Hospitals: 13,400 public beds (1000 closed in last year, 18,000 in 1980), 107,000 staff (4,000 jobs lost in last 2 years). 100% of population entitled to public hospital services (user fees introduced in 1990s; ED charge and daily inpatients charge) but about 50% of population take out additional (tax-free) private health insurance, most of which is to secure a private room in a public hospital (2,500 earmarked private) and to see a specialist doctor more quickly. There are also 2000 beds in private hospitals who cherry-pick largely elective work. Attempt to builds 1000 extra private hospital beds on public hospital sites failed due to the recession. 2-tier system.
Primary Care: 33% have medical cards giving free GP care and free medications. 6% free GP only. Everyone entitled to reclaim medication costs over €120 per month and all medical expenses (including additional private insurance is tax deductible. Some combined pharmacy, GP health clinics built in 2000s.
€16 billion spent on health per year (under severe attack in government austerity plan under EU-IMF monitoring).
Elected health boards were abolished in 2005 and a bureaucratic ‘Health Service Executive’ set up by a neoliberal health minister. Accountability to department of health was also much reduced. So democracy is weak and planning and prevention underfunded and disorganised. New neoliberal health minister (a GP) has reversed these changes but has announced a plan to introduce ‘Universal Health Insurance’ aiming to copy the ‘reforms’ in Netherlands in 2006 and universalise a private health insurance market. For a public sick of a 2-tier system ‘universal’ sounds attractive. Propaganda about ‘efficiency’ in the private sector is common while the failures of market systems in the US and Netherlands are underreported. The government is also slow to give any real details of their plan but have promised a white paper.
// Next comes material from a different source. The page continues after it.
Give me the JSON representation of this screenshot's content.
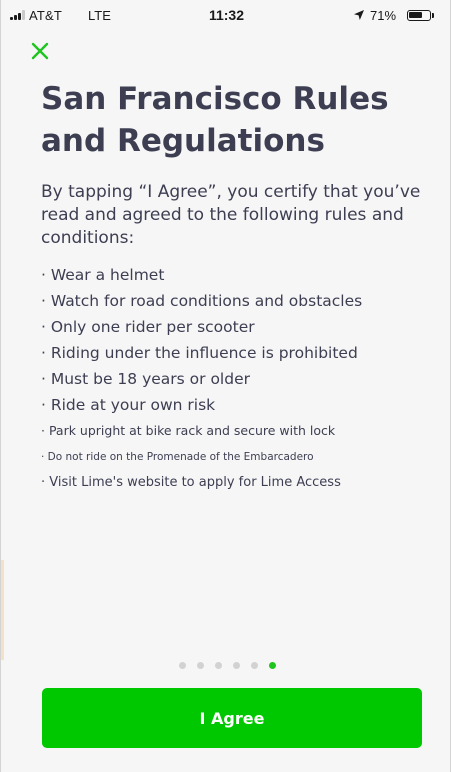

Campaigns against ‘privatisation’ or ‘marketisation’ are generally seen as abstract and possibly involve a distaste for ‘politicising’ healthcare. However where a rationalisation programme known as the ‘Hanly’ plan involves reduction in hospital beds and staff, especially where closure is threatened, demonstrations have been large (thousands) and sometimes huge (tens of thousands). Campaigns to defend services, usually hospitals, have often been dissipated by winning concessions or by a focus on getting a hospital candidate elected or lobbying politicians. Fear of appearing ‘political’ sometimes paralyses participants and can be used by right-wing forces to disrupt and divert campaigns back to establishment politicians.
Despite some huge marches against cuts in public services (100,000 marched) and austerity (70,000 marched in freezing conditions) trade union leaders have actively encouraged collaboration with embargoes on staffing in a ‘partnership’ process which ended in 2009 but which they beg the government to return to (the president of the Irish Congress of Trade unions is called Begg). Union members, under general attack by the right-wing press as public sector workers often lack confidence to seek solidarity from the public and to argue that good conditions for health workers (bar senior doctors and managers) is good for the quality of services.
The EU-IMF austerity package and the ‘Dutch model’ health reforms are now centre stage.